Professor Christine Parker, Chief Investigator at the ADM+S Centre, says the practice of making misleading claims about a product’s environmental sustainability, known as “greenwashing”, is likely to be on the rise.

Increased consumer demand for more sustainable products, increased understanding of the need for business to take action on the climate crisis, and the need to shift to a circular economy are likely to be driving green claims.

“Some advertisers are using vague wording alongside green imagery to give an impression of environmental action – but with no clear information and substantiation of exactly what the company is doing to achieve its environmental and climate promises or how the product is contributing to a circular economy,” says Professor Parker.

In a recent audit, the Australian Competition and Consumer Commission (ACCC) found that more than half of organisations advertising online made concerning claims about their environmental or sustainability practices.

The Consumer Policy and Research Centre (CPRC) found similar results in a 24-hour sweep of online advertising conducted last year. The CPRC also found that many consumers believe some authority is checking green claims before they are made – which is not in fact the case.

“Conscientious consumers may well be targeted with a whole string of green ads that make them feel like business is doing the right thing and we are on a good environmental path”

“But this might be a completely misleading impression. Many of these claims may not be substantiated.”

In collaboration with the Consumer Policy Research Centre (CPRC), the ADM+S Centre is investigating whether Facebook users are seeing ads that are misleading, harmful or unlawful.

This research is conducted through the Centre’s Australian Ad Observatory, a project that relies on citizen scientists to share the ads that they see on Facebook.

“This approach is important because it gives us a way to see how Facebook advertising is targeted to individual users – a practice that is normally hidden from public view and regulatory scrutiny,“ says Professor Parker.

The recent ACCC report investigated green claims made in publicly visible online advertising, while research by the ADM+S Centre will help uncover advertising usually hidden from public scrutiny.

Professor Parker says “it is possible that advertisers could engage in less responsible advertising practices on social media where they are less likely to face regulatory scrutiny.”

Researchers are investigating how frequently consumers are targeted with green advertising, and how misleading these claims are.

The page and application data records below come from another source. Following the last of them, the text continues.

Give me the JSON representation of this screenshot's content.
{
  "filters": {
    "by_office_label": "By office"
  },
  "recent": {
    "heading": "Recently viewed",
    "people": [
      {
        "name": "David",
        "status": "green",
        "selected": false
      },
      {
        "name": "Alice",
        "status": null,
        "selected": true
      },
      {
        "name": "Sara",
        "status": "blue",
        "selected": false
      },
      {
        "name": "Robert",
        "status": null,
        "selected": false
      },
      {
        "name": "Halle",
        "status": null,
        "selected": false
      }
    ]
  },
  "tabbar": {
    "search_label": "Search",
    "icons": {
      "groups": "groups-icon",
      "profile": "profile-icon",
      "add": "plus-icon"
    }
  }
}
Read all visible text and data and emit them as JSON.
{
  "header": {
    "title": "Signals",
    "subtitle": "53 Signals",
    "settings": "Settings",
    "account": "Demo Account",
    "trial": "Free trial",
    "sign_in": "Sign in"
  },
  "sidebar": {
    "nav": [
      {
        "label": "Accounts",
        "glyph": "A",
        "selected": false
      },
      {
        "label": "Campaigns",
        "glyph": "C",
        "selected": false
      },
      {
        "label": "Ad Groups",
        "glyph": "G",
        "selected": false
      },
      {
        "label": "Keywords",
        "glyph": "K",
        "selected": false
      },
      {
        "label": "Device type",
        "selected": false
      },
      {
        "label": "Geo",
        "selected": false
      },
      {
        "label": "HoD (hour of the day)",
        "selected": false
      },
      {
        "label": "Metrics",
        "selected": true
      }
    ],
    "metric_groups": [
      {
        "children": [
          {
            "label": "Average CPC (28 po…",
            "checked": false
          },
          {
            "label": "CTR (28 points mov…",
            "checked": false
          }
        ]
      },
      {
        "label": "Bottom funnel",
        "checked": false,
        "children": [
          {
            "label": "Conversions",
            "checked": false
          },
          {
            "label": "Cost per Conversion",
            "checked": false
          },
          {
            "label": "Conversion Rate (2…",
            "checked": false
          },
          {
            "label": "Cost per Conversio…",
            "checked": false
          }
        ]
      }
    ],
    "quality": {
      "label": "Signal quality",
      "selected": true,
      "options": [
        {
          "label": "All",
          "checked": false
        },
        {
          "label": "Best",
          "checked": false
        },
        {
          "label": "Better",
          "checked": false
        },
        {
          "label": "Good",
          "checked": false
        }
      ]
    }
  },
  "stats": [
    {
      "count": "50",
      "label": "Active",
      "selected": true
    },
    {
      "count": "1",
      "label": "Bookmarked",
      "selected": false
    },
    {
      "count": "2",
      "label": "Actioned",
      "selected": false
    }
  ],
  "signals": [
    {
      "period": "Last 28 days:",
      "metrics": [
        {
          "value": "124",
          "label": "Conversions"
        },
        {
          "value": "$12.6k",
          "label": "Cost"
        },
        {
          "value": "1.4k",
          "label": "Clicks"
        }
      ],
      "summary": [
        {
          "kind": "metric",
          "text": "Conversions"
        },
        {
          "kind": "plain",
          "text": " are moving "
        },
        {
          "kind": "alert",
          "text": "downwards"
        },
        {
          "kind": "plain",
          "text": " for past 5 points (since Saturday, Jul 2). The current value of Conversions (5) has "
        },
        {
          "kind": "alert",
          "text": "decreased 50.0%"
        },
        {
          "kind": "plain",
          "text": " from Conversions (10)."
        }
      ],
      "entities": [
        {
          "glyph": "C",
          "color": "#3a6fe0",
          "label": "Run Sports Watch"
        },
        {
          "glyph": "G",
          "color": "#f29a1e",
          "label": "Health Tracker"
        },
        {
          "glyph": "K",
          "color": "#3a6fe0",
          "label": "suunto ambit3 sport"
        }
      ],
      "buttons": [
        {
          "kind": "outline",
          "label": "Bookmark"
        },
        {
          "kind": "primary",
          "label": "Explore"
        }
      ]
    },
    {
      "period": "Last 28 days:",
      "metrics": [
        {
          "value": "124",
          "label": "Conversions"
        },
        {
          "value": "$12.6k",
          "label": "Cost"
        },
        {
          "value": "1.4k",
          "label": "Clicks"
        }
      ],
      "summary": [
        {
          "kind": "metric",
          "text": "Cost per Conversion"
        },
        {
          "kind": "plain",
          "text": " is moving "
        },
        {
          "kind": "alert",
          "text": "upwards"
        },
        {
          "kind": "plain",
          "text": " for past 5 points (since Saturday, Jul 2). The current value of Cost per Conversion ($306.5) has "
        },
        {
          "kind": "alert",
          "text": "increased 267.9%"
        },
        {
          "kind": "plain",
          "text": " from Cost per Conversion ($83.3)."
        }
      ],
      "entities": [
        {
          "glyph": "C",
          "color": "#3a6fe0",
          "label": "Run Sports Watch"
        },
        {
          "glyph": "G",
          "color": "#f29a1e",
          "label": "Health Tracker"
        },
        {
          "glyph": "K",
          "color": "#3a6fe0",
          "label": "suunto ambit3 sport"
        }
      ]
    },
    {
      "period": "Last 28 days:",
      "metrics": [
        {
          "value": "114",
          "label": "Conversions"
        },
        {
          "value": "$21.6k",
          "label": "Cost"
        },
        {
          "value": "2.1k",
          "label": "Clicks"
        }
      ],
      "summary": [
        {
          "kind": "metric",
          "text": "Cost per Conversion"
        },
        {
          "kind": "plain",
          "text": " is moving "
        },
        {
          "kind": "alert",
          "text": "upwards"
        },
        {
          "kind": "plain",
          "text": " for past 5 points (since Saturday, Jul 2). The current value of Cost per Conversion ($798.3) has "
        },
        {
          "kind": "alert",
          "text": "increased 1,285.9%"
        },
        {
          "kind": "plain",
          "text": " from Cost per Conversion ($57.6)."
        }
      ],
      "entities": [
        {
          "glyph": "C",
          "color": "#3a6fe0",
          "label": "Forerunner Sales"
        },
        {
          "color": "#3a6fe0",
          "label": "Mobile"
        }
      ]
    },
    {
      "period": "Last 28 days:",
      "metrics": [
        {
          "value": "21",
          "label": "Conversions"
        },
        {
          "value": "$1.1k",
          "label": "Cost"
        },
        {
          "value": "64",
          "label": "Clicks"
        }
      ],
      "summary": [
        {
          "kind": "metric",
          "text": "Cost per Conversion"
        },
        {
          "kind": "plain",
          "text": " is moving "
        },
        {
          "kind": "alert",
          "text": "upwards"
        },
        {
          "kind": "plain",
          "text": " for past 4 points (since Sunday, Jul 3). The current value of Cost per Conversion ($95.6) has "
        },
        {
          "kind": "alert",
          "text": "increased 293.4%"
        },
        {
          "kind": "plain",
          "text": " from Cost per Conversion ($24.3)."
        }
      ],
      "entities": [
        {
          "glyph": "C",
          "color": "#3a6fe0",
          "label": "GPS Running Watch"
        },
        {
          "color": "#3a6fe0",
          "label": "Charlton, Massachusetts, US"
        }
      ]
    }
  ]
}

Findings from this research will be used to inform regulators and policy makers about addressing unsubstantiated green claims.

Australians are invited to join this research project by visiting The Australian Ad Observatory website.

The ARC Centre of Excellence for Automated Decision-Making and Society (ADM+S) is funded by the Australian Government through the Australian Research Council.

View the original media release